━━━ Data records ━━━

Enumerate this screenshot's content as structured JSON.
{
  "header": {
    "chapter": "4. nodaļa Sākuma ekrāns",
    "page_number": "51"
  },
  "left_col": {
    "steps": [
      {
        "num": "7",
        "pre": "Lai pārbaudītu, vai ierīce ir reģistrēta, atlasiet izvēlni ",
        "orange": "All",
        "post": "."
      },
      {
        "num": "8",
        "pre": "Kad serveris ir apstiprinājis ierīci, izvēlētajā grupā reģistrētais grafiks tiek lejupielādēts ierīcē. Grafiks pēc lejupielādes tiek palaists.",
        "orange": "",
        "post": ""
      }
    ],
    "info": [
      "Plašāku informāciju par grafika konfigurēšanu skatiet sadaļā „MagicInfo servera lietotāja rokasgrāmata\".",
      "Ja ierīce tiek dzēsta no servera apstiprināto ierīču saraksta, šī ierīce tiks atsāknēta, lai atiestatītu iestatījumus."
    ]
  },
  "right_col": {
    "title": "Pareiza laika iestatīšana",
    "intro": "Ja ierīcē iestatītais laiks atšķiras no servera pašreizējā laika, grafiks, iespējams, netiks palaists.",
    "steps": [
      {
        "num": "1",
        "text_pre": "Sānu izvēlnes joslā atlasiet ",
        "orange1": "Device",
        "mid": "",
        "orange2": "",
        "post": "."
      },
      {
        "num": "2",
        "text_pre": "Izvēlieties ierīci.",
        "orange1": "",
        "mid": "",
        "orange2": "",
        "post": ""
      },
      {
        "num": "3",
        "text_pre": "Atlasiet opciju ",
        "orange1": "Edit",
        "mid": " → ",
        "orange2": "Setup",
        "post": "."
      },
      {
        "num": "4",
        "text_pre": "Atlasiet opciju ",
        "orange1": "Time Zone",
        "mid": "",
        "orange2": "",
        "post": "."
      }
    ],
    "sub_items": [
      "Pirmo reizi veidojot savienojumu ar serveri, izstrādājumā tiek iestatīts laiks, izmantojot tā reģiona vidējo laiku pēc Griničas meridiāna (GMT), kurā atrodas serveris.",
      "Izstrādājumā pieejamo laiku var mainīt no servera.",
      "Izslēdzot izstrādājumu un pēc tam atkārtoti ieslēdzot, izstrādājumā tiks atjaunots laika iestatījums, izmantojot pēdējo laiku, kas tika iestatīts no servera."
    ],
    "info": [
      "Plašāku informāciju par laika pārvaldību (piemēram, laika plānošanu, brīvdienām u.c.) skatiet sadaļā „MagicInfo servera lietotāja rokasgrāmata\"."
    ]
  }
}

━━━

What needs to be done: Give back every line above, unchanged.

Task response:
Enumerate this screenshot's content as structured JSON.
{
  "header": {
    "chapter": "4. nodaļa Sākuma ekrāns",
    "page_number": "51"
  },
  "left_col": {
    "steps": [
      {
        "num": "7",
        "pre": "Lai pārbaudītu, vai ierīce ir reģistrēta, atlasiet izvēlni ",
        "orange": "All",
        "post": "."
      },
      {
        "num": "8",
        "pre": "Kad serveris ir apstiprinājis ierīci, izvēlētajā grupā reģistrētais grafiks tiek lejupielādēts ierīcē. Grafiks pēc lejupielādes tiek palaists.",
        "orange": "",
        "post": ""
      }
    ],
    "info": [
      "Plašāku informāciju par grafika konfigurēšanu skatiet sadaļā „MagicInfo servera lietotāja rokasgrāmata\".",
      "Ja ierīce tiek dzēsta no servera apstiprināto ierīču saraksta, šī ierīce tiks atsāknēta, lai atiestatītu iestatījumus."
    ]
  },
  "right_col": {
    "title": "Pareiza laika iestatīšana",
    "intro": "Ja ierīcē iestatītais laiks atšķiras no servera pašreizējā laika, grafiks, iespējams, netiks palaists.",
    "steps": [
      {
        "num": "1",
        "text_pre": "Sānu izvēlnes joslā atlasiet ",
        "orange1": "Device",
        "mid": "",
        "orange2": "",
        "post": "."
      },
      {
        "num": "2",
        "text_pre": "Izvēlieties ierīci.",
        "orange1": "",
        "mid": "",
        "orange2": "",
        "post": ""
      },
      {
        "num": "3",
        "text_pre": "Atlasiet opciju ",
        "orange1": "Edit",
        "mid": " → ",
        "orange2": "Setup",
        "post": "."
      },
      {
        "num": "4",
        "text_pre": "Atlasiet opciju ",
        "orange1": "Time Zone",
        "mid": "",
        "orange2": "",
        "post": "."
      }
    ],
    "sub_items": [
      "Pirmo reizi veidojot savienojumu ar serveri, izstrādājumā tiek iestatīts laiks, izmantojot tā reģiona vidējo laiku pēc Griničas meridiāna (GMT), kurā atrodas serveris.",
      "Izstrādājumā pieejamo laiku var mainīt no servera.",
      "Izslēdzot izstrādājumu un pēc tam atkārtoti ieslēdzot, izstrādājumā tiks atjaunots laika iestatījums, izmantojot pēdējo laiku, kas tika iestatīts no servera."
    ],
    "info": [
      "Plašāku informāciju par laika pārvaldību (piemēram, laika plānošanu, brīvdienām u.c.) skatiet sadaļā „MagicInfo servera lietotāja rokasgrāmata\"."
    ]
  }
}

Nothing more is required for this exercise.